As reported by Grub Street, pasta giant Barilla is in full-on damage control mode after chairman Guido Barilla said in an interview that the company would "never" make a commercial depicting a homosexual family. "Ours is a classic family where the woman plays a fundamental role," Barilla said, before adding, "if the gays do not agree, they can always eat pasta from another manufacturer." The gay rights advocacy organization Equality Italia took up Barilla's request by quickly launching a boycott.
Barilla is the world's largest pasta-maker — it even teamed up with McDonald's in Italy on some co-branded McPasta — and the company typically hosts an immense, carbo-loading pre-marathon dinner each year in New York City. It's a brand with worldwide reach, which is perhaps why it was quick to deliver an apology in a near-supersonic response time, clarifying what it means, exactly, with its slogan "Where there's Barilla, there's home." Here's a translation from the original Italian:
I apologize if my words have generated controversy or misunderstanding, and if they have offended the sensibilities of some people.
For clarity, I wish to point out that I have the deepest respect for all persons, without distinction of any kind.
I have the utmost respect for homosexuals and freedom of expression to anyone.

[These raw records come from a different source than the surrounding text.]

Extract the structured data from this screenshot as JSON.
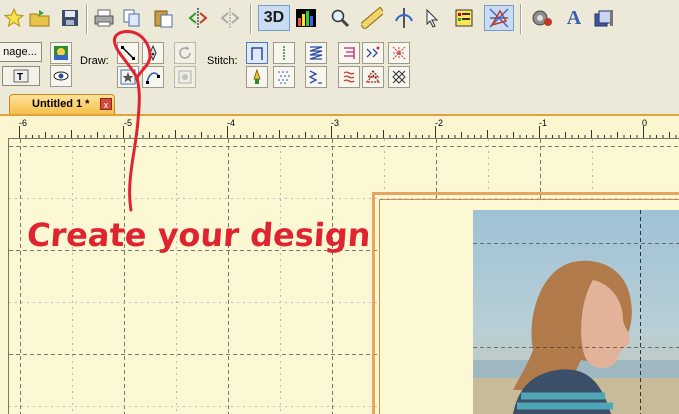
{
  "toolbar": {
    "icons": [
      "star-new-icon",
      "open-folder-icon",
      "save-icon",
      "print-icon",
      "copy-icon",
      "paste-icon",
      "mirror-icon",
      "mirror-disabled-icon",
      "3d-view-icon",
      "color-bars-icon",
      "magnifier-icon",
      "ruler-icon",
      "needle-icon",
      "pointer-icon",
      "color-list-icon",
      "stitch-select-icon",
      "settings-icon",
      "font-a-icon",
      "windows-icon"
    ],
    "three_d_label": "3D",
    "font_a_label": "A"
  },
  "toolbar2": {
    "image_button_label": "nage...",
    "draw_label": "Draw:",
    "stitch_label": "Stitch:"
  },
  "tabs": [
    {
      "label": "Untitled 1 *",
      "close": "x"
    }
  ],
  "ruler": {
    "labels": [
      "-6",
      "-5",
      "-4",
      "-3",
      "-2",
      "-1",
      "0"
    ]
  },
  "annotation": {
    "text": "Create your design",
    "color": "#e0242f"
  },
  "colors": {
    "canvas": "#fdf8d4",
    "tab_active": "#f6c04c",
    "frame": "#e8a460"
  }
}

Barilla in its advertising has always chosen to represent the family because this is the symbol of hospitality and affection for everyone.